    ... in yards with a "sold" sign. Major presale upgrades typically aren't needed, but a little greening outdoors is a must. Surveys show that strong curb appeal can increase prices by 10 percent or more. Greener grass, whether derived from new sod or fertilizer and water, is a must. New shrubs, plantings and flowers also project a welcoming feel. Sellers typically enjoy a 100 percent return on the money they put into curb appeal. Another form of green, sustainable landscaping has become a value-add for buyers. Native plants, native grasses and perennials that require less water and attention fill that bill. Do some local research or ask your local home-and-garden pro for simple "greening" tips.
  7. Sellers and buyers: Know the state of your market
    A balanced housing market is defined as one with an average inventory of 6.5 months, according to Texas A&M University Real Estate Center research. When inventory remains below equilibrium, sellers enjoy more control over prices and terms, and the area becomes a seller's market. When inventory lingers well above stasis, you have a buyer's market where sellers must get more serious about price reductions, credits and throw-ins. Of course, these averages don't necessarily reflect demand in certain desirable and undesirable submarkets. Go to for such market home sales data by state or to a local agent, business journal and daily newspaper you can read online. In 2016, the U.S. housing inventory average was under five months.
  8. Sellers: House going on sale in the spring?
    Do some prep work now. First, grab your camera or smartphone and do an exterior autumn photo shoot, with the leaves changing colors. It's a much better way to showcase your home than to wait until late winter when everything is still dead and brown and mucky. Also take some landscape shots after the first snow, ideally on a sunny day, to show how cozy your place looks in winter. Take a preliminary inventory, too. Look through your attic, closets, basement and garage to see what stored items you'll want to keep, give away or sell in the spring. This will help you determine whether you'll need a storage unit when your home is on the market and if there are any problem areas that need repairs or attention. It's also a good time to start discussing financing options with a local lender and interview prospective listing agents who also might provide additional preparation tips.
  9. Buyers: Relocating near a waterfront?
    You'd best consider weather and insurance realities. Major hurricanes and floods of the past dozen years have pushed the National Flood Insurance Program into a $23 billion hole, forcing flood-insurance rates to spiral. FEMA flood-map changes are aggressively expanding flood zones, especially along the East Coast and Gulf Coast, forcing hundreds of thousands of homeowners to buy flood insurance for the first time and others to pay thousands more annually. Parts of Florida saw 20 percent increases in 2016 and will likely see similar hikes through the end of 2017. Insurers also are imposing coverage caps so there's no guarantee you'll be made whole post-catastrophe.

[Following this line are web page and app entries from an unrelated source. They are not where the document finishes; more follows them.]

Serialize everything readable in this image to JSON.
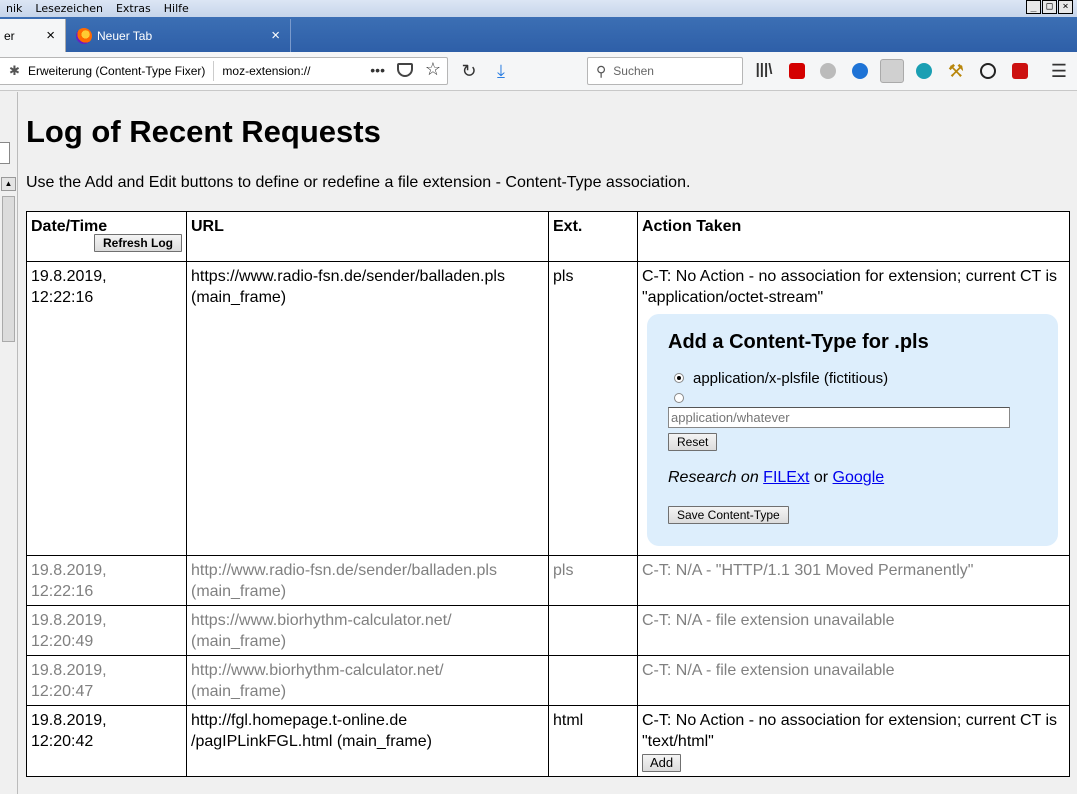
{
  "menubar": {
    "items": [
      "nik",
      "Lesezeichen",
      "Extras",
      "Hilfe"
    ],
    "window_buttons": [
      "_",
      "□",
      "×"
    ]
  },
  "tabs": [
    {
      "label": "er",
      "close": "×"
    },
    {
      "label": "Neuer Tab",
      "close": "×"
    }
  ],
  "navbar": {
    "identity": "Erweiterung (Content-Type Fixer)",
    "url": "moz-extension://",
    "dots": "•••",
    "search_placeholder": "Suchen"
  },
  "page": {
    "title": "Log of Recent Requests",
    "intro": "Use the Add and Edit buttons to define or redefine a file extension - Content-Type association.",
    "headers": {
      "datetime": "Date/Time",
      "url": "URL",
      "ext": "Ext.",
      "action": "Action Taken"
    },
    "refresh_label": "Refresh Log",
    "rows": [
      {
        "date": "19.8.2019,",
        "time": "12:22:16",
        "url": "https://www.radio-fsn.de/sender/balladen.pls",
        "frame": "(main_frame)",
        "ext": "pls",
        "action": "C-T: No Action - no association for extension; current CT is \"application/octet-stream\""
      },
      {
        "date": "19.8.2019,",
        "time": "12:22:16",
        "url": "http://www.radio-fsn.de/sender/balladen.pls",
        "frame": "(main_frame)",
        "ext": "pls",
        "action": "C-T: N/A - \"HTTP/1.1 301 Moved Permanently\""
      },
      {
        "date": "19.8.2019,",
        "time": "12:20:49",
        "url": "https://www.biorhythm-calculator.net/",
        "frame": "(main_frame)",
        "ext": "",
        "action": "C-T: N/A - file extension unavailable"
      },
      {
        "date": "19.8.2019,",
        "time": "12:20:47",
        "url": "http://www.biorhythm-calculator.net/",
        "frame": "(main_frame)",
        "ext": "",
        "action": "C-T: N/A - file extension unavailable"
      },
      {
        "date": "19.8.2019,",
        "time": "12:20:42",
        "url": "http://fgl.homepage.t-online.de",
        "frame": "/pagIPLinkFGL.html (main_frame)",
        "ext": "html",
        "action": "C-T: No Action - no association for extension; current CT is \"text/html\"",
        "add_label": "Add"
      }
    ],
    "addbox": {
      "title": "Add a Content-Type for .pls",
      "option1": "application/x-plsfile (fictitious)",
      "input_placeholder": "application/whatever",
      "reset_label": "Reset",
      "research_prefix": "Research on",
      "link1": "FILExt",
      "or": "or",
      "link2": "Google",
      "save_label": "Save Content-Type"
    }
  }
}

Some home sellers and their agents are conveniently not disclosing these realities, so buyers will have to ask pointed questions and do their own research. Go to for more info.
  10. Renters: It might be time to buy
    In many cases, rents are rising faster than home values, yet mortgage rates remain low. That, and the fact that renters now account for 37 percent of households (the highest level in 50 years), seem to indicate an imminent coming-out party for renters-turned-buyers, especially if they plan to stay put for five to 10 years after buying. Check out a buy-versus-rent calculator like Bankrate's to compare affordability. Looking to stay in your house and not sell? Find the best refi rates now.